### TASK DETAILS
Copy each line below containing "Estimated".

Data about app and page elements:
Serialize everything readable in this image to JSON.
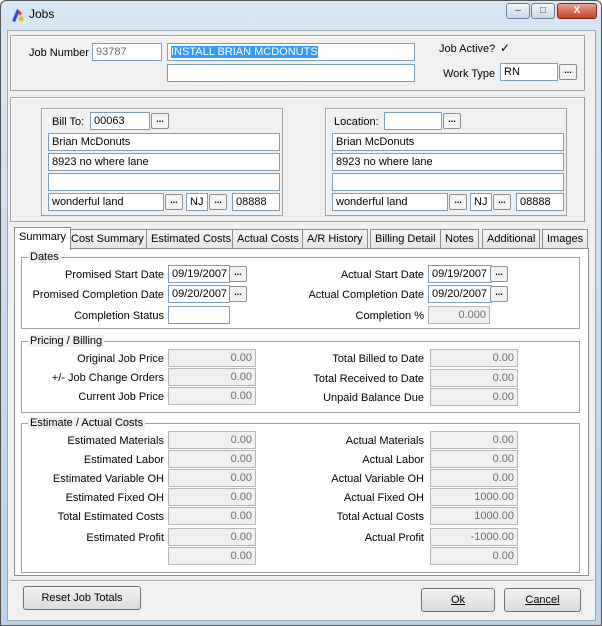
{
  "window": {
    "title": "Jobs",
    "controls": {
      "minimize": "–",
      "maximize": "□",
      "close": "X"
    }
  },
  "job": {
    "number_label": "Job Number",
    "number": "93787",
    "description": "INSTALL BRIAN MCDONUTS",
    "description2": "",
    "active_label": "Job Active?",
    "active_check": "✓",
    "work_type_label": "Work Type",
    "work_type": "RN"
  },
  "bill_to": {
    "label": "Bill To:",
    "code": "00063",
    "name": "Brian McDonuts",
    "address1": "8923 no where lane",
    "address2": "",
    "city": "wonderful land",
    "state": "NJ",
    "zip": "08888"
  },
  "location": {
    "label": "Location:",
    "code": "",
    "name": "Brian McDonuts",
    "address1": "8923 no where lane",
    "address2": "",
    "city": "wonderful land",
    "state": "NJ",
    "zip": "08888"
  },
  "ellipsis": "...",
  "tabs": [
    "Summary",
    "Cost Summary",
    "Estimated Costs",
    "Actual Costs",
    "A/R History",
    "Billing Detail",
    "Notes",
    "Additional",
    "Images"
  ],
  "dates": {
    "title": "Dates",
    "promised_start_label": "Promised Start Date",
    "promised_start": "09/19/2007",
    "promised_completion_label": "Promised Completion Date",
    "promised_completion": "09/20/2007",
    "completion_status_label": "Completion Status",
    "completion_status": "",
    "actual_start_label": "Actual Start Date",
    "actual_start": "09/19/2007",
    "actual_completion_label": "Actual Completion Date",
    "actual_completion": "09/20/2007",
    "completion_pct_label": "Completion %",
    "completion_pct": "0.000"
  },
  "pricing": {
    "title": "Pricing / Billing",
    "original_label": "Original Job Price",
    "original": "0.00",
    "change_orders_label": "+/- Job Change Orders",
    "change_orders": "0.00",
    "current_label": "Current Job Price",
    "current": "0.00",
    "billed_label": "Total Billed to Date",
    "billed": "0.00",
    "received_label": "Total Received to Date",
    "received": "0.00",
    "unpaid_label": "Unpaid Balance Due",
    "unpaid": "0.00"
  },
  "costs": {
    "title": "Estimate / Actual Costs",
    "est_materials_label": "Estimated Materials",
    "est_materials": "0.00",
    "est_labor_label": "Estimated Labor",
    "est_labor": "0.00",
    "est_var_oh_label": "Estimated Variable OH",
    "est_var_oh": "0.00",
    "est_fixed_oh_label": "Estimated Fixed OH",
    "est_fixed_oh": "0.00",
    "total_est_label": "Total Estimated Costs",
    "total_est": "0.00",
    "est_profit_label": "Estimated Profit",
    "est_profit": "0.00",
    "est_profit_pct": "0.00",
    "act_materials_label": "Actual Materials",
    "act_materials": "0.00",
    "act_labor_label": "Actual Labor",
    "act_labor": "0.00",
    "act_var_oh_label": "Actual Variable OH",
    "act_var_oh": "0.00",
    "act_fixed_oh_label": "Actual Fixed OH",
    "act_fixed_oh": "1000.00",
    "total_act_label": "Total Actual Costs",
    "total_act": "1000.00",
    "act_profit_label": "Actual Profit",
    "act_profit": "-1000.00",
    "act_profit_pct": "0.00"
  },
  "buttons": {
    "reset": "Reset Job Totals",
    "ok": "Ok",
    "cancel": "Cancel"
  }
}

### TASK RESULT
    "Estimated Costs",
    "est_materials_label": "Estimated Materials",
    "est_labor_label": "Estimated Labor",
    "est_var_oh_label": "Estimated Variable OH",
    "est_fixed_oh_label": "Estimated Fixed OH",
    "total_est_label": "Total Estimated Costs",
    "est_profit_label": "Estimated Profit",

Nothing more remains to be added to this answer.